Search each line below for "EcoSaarthi", then return the lines where it appears.

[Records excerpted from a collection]

BEGIN

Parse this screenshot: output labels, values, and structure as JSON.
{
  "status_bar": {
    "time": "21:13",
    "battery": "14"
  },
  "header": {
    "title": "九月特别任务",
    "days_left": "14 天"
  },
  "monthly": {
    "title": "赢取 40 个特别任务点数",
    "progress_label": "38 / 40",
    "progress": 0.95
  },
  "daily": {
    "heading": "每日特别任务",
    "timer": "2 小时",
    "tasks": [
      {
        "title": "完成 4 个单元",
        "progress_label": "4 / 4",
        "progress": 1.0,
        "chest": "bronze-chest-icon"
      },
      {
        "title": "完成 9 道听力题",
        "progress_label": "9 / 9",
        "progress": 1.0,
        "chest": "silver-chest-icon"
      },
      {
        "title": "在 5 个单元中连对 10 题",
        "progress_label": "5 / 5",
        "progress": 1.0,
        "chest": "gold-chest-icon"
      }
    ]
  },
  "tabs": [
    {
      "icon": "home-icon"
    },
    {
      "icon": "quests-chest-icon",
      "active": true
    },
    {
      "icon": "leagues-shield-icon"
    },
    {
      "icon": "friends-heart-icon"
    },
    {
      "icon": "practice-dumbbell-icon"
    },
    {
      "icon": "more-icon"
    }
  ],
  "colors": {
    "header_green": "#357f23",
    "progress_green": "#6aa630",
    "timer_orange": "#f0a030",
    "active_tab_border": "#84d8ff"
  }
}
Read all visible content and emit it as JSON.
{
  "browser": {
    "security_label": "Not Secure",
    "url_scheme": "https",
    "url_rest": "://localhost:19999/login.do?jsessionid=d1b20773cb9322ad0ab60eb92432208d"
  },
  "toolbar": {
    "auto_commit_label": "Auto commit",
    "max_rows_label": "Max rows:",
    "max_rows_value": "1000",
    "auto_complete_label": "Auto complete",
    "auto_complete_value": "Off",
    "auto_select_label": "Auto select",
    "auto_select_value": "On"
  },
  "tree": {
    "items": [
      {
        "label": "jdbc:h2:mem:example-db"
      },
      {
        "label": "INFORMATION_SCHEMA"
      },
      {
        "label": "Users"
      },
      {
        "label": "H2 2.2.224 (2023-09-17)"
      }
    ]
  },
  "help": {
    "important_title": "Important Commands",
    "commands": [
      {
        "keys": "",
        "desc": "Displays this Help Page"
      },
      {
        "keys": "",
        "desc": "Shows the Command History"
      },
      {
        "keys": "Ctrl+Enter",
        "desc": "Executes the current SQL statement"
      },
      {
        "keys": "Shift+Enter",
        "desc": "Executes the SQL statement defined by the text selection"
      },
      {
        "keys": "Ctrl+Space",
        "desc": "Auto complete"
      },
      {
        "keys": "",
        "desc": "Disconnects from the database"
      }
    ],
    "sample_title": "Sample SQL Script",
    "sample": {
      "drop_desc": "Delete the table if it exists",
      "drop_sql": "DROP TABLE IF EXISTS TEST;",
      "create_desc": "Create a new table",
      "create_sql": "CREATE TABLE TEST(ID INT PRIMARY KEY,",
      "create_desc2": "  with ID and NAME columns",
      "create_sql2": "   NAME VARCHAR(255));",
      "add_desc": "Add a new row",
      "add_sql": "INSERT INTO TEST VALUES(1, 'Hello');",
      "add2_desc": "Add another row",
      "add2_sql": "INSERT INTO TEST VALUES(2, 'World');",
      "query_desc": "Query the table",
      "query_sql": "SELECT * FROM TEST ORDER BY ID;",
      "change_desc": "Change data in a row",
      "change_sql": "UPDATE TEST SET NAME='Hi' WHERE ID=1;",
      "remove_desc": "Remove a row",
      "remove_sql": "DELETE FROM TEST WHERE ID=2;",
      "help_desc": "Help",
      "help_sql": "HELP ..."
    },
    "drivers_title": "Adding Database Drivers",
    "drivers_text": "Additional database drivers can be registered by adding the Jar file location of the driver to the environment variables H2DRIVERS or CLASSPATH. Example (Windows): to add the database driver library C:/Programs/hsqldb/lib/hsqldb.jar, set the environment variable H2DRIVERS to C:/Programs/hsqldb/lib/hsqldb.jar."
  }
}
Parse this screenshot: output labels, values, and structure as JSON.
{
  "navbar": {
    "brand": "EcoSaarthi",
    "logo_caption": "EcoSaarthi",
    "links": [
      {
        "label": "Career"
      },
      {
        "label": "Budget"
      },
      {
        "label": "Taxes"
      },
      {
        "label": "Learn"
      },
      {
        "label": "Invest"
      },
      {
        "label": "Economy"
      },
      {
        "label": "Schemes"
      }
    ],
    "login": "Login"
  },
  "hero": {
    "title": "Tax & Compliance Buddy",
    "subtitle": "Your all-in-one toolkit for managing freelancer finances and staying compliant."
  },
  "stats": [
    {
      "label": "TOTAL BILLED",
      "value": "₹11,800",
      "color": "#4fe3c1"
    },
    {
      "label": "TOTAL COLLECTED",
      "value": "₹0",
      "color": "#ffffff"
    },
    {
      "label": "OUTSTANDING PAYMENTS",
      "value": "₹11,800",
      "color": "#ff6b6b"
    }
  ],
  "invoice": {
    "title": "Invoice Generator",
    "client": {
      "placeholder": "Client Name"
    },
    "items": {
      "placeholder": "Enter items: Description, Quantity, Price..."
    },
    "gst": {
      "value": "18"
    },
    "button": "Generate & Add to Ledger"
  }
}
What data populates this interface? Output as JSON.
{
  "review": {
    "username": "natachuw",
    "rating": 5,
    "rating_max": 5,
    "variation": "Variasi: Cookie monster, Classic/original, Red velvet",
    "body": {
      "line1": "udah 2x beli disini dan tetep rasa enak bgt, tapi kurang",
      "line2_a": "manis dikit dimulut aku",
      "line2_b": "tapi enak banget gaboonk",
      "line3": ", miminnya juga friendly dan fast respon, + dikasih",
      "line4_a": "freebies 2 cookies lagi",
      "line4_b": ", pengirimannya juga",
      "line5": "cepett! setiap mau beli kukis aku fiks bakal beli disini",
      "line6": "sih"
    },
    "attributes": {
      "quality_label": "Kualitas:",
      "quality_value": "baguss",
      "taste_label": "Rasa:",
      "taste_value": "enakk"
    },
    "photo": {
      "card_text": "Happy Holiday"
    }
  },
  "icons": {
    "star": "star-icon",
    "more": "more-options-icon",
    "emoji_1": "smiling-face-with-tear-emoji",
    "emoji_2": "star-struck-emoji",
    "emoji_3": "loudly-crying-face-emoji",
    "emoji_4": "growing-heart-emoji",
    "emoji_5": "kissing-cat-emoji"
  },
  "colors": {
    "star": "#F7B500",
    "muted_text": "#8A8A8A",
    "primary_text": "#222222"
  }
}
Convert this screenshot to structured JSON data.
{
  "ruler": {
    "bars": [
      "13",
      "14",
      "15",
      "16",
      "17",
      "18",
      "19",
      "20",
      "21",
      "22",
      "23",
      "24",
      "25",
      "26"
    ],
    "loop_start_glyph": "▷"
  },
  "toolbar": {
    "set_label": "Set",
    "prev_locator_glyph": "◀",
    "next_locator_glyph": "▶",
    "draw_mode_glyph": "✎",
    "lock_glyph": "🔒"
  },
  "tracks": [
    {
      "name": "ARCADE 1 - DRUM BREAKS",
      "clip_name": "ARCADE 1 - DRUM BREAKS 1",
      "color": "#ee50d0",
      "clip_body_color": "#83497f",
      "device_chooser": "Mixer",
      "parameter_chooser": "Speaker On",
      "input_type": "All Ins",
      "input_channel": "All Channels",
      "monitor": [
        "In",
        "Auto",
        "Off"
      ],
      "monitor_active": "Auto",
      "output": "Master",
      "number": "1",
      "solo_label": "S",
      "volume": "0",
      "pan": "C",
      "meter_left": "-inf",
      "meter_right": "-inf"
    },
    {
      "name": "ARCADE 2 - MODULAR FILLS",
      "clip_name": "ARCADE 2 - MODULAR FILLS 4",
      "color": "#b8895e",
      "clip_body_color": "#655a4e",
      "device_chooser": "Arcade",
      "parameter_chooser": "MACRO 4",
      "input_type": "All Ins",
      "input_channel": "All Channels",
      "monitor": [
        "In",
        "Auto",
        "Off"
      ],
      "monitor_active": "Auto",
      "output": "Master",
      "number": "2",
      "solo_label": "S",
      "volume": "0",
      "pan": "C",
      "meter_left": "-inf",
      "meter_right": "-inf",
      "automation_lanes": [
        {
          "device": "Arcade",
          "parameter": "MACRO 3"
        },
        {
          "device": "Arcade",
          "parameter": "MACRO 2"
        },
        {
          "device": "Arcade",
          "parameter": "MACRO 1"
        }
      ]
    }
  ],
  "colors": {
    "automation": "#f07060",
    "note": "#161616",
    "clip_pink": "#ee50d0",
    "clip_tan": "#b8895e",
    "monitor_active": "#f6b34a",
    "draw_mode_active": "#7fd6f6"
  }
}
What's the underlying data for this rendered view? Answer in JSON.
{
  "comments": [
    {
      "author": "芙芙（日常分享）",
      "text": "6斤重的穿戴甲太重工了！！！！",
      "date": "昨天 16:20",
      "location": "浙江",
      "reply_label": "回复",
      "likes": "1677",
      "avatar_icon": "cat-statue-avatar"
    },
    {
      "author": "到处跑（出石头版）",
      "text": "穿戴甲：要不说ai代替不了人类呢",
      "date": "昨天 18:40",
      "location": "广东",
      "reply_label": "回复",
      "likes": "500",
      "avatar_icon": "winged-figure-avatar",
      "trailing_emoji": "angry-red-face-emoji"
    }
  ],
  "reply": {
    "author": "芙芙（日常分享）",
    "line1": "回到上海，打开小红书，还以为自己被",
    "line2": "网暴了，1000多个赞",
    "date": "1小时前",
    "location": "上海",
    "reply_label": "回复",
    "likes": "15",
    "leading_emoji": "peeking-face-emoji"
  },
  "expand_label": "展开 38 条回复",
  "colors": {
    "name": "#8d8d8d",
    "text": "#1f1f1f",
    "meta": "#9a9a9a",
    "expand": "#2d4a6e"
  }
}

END

### EXERCISE SOLUTION
    "brand": "EcoSaarthi",
    "logo_caption": "EcoSaarthi",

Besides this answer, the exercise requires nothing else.